ENTRIES PROVIDED section start
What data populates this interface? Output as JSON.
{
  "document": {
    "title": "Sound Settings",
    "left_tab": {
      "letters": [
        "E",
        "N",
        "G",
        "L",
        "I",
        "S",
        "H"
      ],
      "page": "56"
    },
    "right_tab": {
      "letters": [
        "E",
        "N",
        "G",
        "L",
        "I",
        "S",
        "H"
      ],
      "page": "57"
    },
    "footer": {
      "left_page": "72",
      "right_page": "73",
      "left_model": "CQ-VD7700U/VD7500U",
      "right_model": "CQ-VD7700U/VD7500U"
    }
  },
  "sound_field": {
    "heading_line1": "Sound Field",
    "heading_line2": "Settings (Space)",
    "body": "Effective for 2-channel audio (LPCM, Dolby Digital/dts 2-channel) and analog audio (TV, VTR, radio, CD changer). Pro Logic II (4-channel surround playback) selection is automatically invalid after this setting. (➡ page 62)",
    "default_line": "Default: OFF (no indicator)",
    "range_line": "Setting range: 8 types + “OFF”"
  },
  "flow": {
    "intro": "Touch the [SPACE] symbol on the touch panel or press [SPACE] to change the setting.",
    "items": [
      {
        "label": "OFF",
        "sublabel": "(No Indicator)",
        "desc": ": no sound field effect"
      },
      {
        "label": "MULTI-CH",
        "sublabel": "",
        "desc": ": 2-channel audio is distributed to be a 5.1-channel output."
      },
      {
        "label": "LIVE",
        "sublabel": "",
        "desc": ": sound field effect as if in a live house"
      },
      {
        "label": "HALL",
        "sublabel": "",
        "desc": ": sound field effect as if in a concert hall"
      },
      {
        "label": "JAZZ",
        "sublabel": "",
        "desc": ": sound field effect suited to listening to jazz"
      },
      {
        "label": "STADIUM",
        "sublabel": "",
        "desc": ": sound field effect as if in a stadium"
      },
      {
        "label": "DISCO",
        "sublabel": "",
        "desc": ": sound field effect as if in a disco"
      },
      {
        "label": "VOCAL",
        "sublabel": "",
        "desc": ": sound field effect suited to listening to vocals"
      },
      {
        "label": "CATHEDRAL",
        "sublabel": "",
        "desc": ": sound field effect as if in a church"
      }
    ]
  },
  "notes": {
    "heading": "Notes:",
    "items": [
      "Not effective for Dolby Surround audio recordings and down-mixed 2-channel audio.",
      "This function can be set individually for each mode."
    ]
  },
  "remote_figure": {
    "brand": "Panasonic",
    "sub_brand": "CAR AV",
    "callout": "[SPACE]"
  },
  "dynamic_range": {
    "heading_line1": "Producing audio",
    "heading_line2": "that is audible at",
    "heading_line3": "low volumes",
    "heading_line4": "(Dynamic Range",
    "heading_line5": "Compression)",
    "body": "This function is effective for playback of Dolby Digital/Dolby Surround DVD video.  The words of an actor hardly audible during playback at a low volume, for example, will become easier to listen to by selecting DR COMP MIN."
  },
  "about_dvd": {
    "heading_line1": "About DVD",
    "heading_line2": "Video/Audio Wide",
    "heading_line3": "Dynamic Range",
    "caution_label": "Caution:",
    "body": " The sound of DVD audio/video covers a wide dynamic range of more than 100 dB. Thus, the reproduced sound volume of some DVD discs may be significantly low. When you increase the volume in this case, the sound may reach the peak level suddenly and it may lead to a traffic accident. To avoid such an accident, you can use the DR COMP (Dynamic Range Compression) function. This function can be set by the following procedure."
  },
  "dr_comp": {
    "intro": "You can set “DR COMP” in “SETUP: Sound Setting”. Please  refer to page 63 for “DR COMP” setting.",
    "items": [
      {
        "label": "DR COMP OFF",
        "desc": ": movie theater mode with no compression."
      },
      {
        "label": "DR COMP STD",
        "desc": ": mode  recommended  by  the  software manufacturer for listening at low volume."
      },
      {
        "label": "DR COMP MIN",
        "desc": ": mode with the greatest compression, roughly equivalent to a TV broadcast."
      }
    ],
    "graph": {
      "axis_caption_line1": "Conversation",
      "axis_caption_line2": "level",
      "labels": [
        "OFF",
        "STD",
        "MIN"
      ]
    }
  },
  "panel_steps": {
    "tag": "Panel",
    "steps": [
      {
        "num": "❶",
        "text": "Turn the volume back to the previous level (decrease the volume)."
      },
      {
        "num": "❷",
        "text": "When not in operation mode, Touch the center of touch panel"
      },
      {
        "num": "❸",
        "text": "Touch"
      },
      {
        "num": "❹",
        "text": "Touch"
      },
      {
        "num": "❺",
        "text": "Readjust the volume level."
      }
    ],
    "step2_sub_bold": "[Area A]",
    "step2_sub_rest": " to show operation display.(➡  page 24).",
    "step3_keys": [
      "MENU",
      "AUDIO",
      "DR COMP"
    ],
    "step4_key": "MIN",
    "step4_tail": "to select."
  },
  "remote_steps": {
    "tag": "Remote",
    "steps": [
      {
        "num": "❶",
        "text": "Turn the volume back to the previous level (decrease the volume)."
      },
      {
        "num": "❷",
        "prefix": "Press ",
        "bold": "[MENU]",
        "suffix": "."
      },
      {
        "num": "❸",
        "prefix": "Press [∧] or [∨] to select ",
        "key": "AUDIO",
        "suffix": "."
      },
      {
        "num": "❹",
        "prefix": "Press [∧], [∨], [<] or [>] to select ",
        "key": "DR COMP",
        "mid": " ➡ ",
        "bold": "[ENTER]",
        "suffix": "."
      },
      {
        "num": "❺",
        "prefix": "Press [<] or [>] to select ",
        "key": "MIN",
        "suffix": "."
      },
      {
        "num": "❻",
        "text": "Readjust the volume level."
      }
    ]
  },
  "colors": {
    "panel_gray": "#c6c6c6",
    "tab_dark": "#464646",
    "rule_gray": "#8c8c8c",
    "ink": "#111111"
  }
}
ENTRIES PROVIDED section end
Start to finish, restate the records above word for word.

_RESPONSE TO THE TASK_:
What data populates this interface? Output as JSON.
{
  "document": {
    "title": "Sound Settings",
    "left_tab": {
      "letters": [
        "E",
        "N",
        "G",
        "L",
        "I",
        "S",
        "H"
      ],
      "page": "56"
    },
    "right_tab": {
      "letters": [
        "E",
        "N",
        "G",
        "L",
        "I",
        "S",
        "H"
      ],
      "page": "57"
    },
    "footer": {
      "left_page": "72",
      "right_page": "73",
      "left_model": "CQ-VD7700U/VD7500U",
      "right_model": "CQ-VD7700U/VD7500U"
    }
  },
  "sound_field": {
    "heading_line1": "Sound Field",
    "heading_line2": "Settings (Space)",
    "body": "Effective for 2-channel audio (LPCM, Dolby Digital/dts 2-channel) and analog audio (TV, VTR, radio, CD changer). Pro Logic II (4-channel surround playback) selection is automatically invalid after this setting. (➡ page 62)",
    "default_line": "Default: OFF (no indicator)",
    "range_line": "Setting range: 8 types + “OFF”"
  },
  "flow": {
    "intro": "Touch the [SPACE] symbol on the touch panel or press [SPACE] to change the setting.",
    "items": [
      {
        "label": "OFF",
        "sublabel": "(No Indicator)",
        "desc": ": no sound field effect"
      },
      {
        "label": "MULTI-CH",
        "sublabel": "",
        "desc": ": 2-channel audio is distributed to be a 5.1-channel output."
      },
      {
        "label": "LIVE",
        "sublabel": "",
        "desc": ": sound field effect as if in a live house"
      },
      {
        "label": "HALL",
        "sublabel": "",
        "desc": ": sound field effect as if in a concert hall"
      },
      {
        "label": "JAZZ",
        "sublabel": "",
        "desc": ": sound field effect suited to listening to jazz"
      },
      {
        "label": "STADIUM",
        "sublabel": "",
        "desc": ": sound field effect as if in a stadium"
      },
      {
        "label": "DISCO",
        "sublabel": "",
        "desc": ": sound field effect as if in a disco"
      },
      {
        "label": "VOCAL",
        "sublabel": "",
        "desc": ": sound field effect suited to listening to vocals"
      },
      {
        "label": "CATHEDRAL",
        "sublabel": "",
        "desc": ": sound field effect as if in a church"
      }
    ]
  },
  "notes": {
    "heading": "Notes:",
    "items": [
      "Not effective for Dolby Surround audio recordings and down-mixed 2-channel audio.",
      "This function can be set individually for each mode."
    ]
  },
  "remote_figure": {
    "brand": "Panasonic",
    "sub_brand": "CAR AV",
    "callout": "[SPACE]"
  },
  "dynamic_range": {
    "heading_line1": "Producing audio",
    "heading_line2": "that is audible at",
    "heading_line3": "low volumes",
    "heading_line4": "(Dynamic Range",
    "heading_line5": "Compression)",
    "body": "This function is effective for playback of Dolby Digital/Dolby Surround DVD video.  The words of an actor hardly audible during playback at a low volume, for example, will become easier to listen to by selecting DR COMP MIN."
  },
  "about_dvd": {
    "heading_line1": "About DVD",
    "heading_line2": "Video/Audio Wide",
    "heading_line3": "Dynamic Range",
    "caution_label": "Caution:",
    "body": " The sound of DVD audio/video covers a wide dynamic range of more than 100 dB. Thus, the reproduced sound volume of some DVD discs may be significantly low. When you increase the volume in this case, the sound may reach the peak level suddenly and it may lead to a traffic accident. To avoid such an accident, you can use the DR COMP (Dynamic Range Compression) function. This function can be set by the following procedure."
  },
  "dr_comp": {
    "intro": "You can set “DR COMP” in “SETUP: Sound Setting”. Please  refer to page 63 for “DR COMP” setting.",
    "items": [
      {
        "label": "DR COMP OFF",
        "desc": ": movie theater mode with no compression."
      },
      {
        "label": "DR COMP STD",
        "desc": ": mode  recommended  by  the  software manufacturer for listening at low volume."
      },
      {
        "label": "DR COMP MIN",
        "desc": ": mode with the greatest compression, roughly equivalent to a TV broadcast."
      }
    ],
    "graph": {
      "axis_caption_line1": "Conversation",
      "axis_caption_line2": "level",
      "labels": [
        "OFF",
        "STD",
        "MIN"
      ]
    }
  },
  "panel_steps": {
    "tag": "Panel",
    "steps": [
      {
        "num": "❶",
        "text": "Turn the volume back to the previous level (decrease the volume)."
      },
      {
        "num": "❷",
        "text": "When not in operation mode, Touch the center of touch panel"
      },
      {
        "num": "❸",
        "text": "Touch"
      },
      {
        "num": "❹",
        "text": "Touch"
      },
      {
        "num": "❺",
        "text": "Readjust the volume level."
      }
    ],
    "step2_sub_bold": "[Area A]",
    "step2_sub_rest": " to show operation display.(➡  page 24).",
    "step3_keys": [
      "MENU",
      "AUDIO",
      "DR COMP"
    ],
    "step4_key": "MIN",
    "step4_tail": "to select."
  },
  "remote_steps": {
    "tag": "Remote",
    "steps": [
      {
        "num": "❶",
        "text": "Turn the volume back to the previous level (decrease the volume)."
      },
      {
        "num": "❷",
        "prefix": "Press ",
        "bold": "[MENU]",
        "suffix": "."
      },
      {
        "num": "❸",
        "prefix": "Press [∧] or [∨] to select ",
        "key": "AUDIO",
        "suffix": "."
      },
      {
        "num": "❹",
        "prefix": "Press [∧], [∨], [<] or [>] to select ",
        "key": "DR COMP",
        "mid": " ➡ ",
        "bold": "[ENTER]",
        "suffix": "."
      },
      {
        "num": "❺",
        "prefix": "Press [<] or [>] to select ",
        "key": "MIN",
        "suffix": "."
      },
      {
        "num": "❻",
        "text": "Readjust the volume level."
      }
    ]
  },
  "colors": {
    "panel_gray": "#c6c6c6",
    "tab_dark": "#464646",
    "rule_gray": "#8c8c8c",
    "ink": "#111111"
  }
}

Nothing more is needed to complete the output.